“Like Iran’s ‘mosaic defense’ military organizing structure, the hacking efforts are clearly more decentralized and fluid than countries with advanced cyber warfare operations,” the paper reads. “This makes tracking and attributing attacks originating from Iran all the more complex.”
In 2005, the IRGC introduced this concept of “mosaic defense” to Iran’s military doctrine, which centers on the use of “passive defense” to discourage attacks, according to the RAND Institute.
The decision by the IRGC meant that the country’s industrial defense base would become immediately more diffuse as cities and local government organizations received additional operational authority to independently react to threats against the homeland. Scholars believe the concept now extends to Iran’s private sector.

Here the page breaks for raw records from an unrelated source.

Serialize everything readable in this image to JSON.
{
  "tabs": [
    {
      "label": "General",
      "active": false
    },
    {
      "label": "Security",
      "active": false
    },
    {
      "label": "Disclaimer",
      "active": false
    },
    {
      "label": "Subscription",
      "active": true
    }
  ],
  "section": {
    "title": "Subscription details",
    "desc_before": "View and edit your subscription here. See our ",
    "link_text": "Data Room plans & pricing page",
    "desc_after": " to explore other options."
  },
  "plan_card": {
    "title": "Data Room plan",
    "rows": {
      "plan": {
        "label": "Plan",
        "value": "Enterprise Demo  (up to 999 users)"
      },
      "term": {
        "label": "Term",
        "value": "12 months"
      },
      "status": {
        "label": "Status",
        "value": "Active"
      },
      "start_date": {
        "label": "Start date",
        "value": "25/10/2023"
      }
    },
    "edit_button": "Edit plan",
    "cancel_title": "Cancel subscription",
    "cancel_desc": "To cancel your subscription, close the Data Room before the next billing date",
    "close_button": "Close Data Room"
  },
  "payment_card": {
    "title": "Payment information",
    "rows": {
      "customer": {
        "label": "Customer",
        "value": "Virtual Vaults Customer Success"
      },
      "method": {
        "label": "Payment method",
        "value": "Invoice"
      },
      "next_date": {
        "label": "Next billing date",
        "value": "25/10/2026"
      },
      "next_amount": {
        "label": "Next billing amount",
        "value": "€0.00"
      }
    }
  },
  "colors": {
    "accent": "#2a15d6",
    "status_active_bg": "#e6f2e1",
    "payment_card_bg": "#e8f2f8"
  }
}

An attack rationale
The attacks have taken place during a time of increased tension with the west, including President Donald Trump’s threats to end a vital arms deal which currently handicaps Tehran’s ability to create nuclear weapons.
“Computer network operations are one way for Iran, as a conventionally weaker military side, to even things up,” described Kenneth Geers, a senior research scientist with cybersecurity firm Comodo. “The internet has sparked a golden age of espionage, which may allow Iran to discover whether President Trump’s confrontational rhetoric has more bark than bite.”
Geers said it’s no surprise Iran has turned to hackers given the country’s many geopolitical challenges.
“Iran recently signed a controversial nuclear deal, labeled the U.S. its ‘Enemy Number One,’ experienced a decline in relations with Saudi Arabia, conducted ballistic missile tests … and deepened its involvement in the Syrian, Iraqi, and Afghan civil wars,” said Geers, who is also a senior fellow with foreign policy think tank The Atlantic Council. “[Iran] is surely attacking and defending computers on each of these cyber battlefields.”
*Zaid Shoorbajee contributed to this report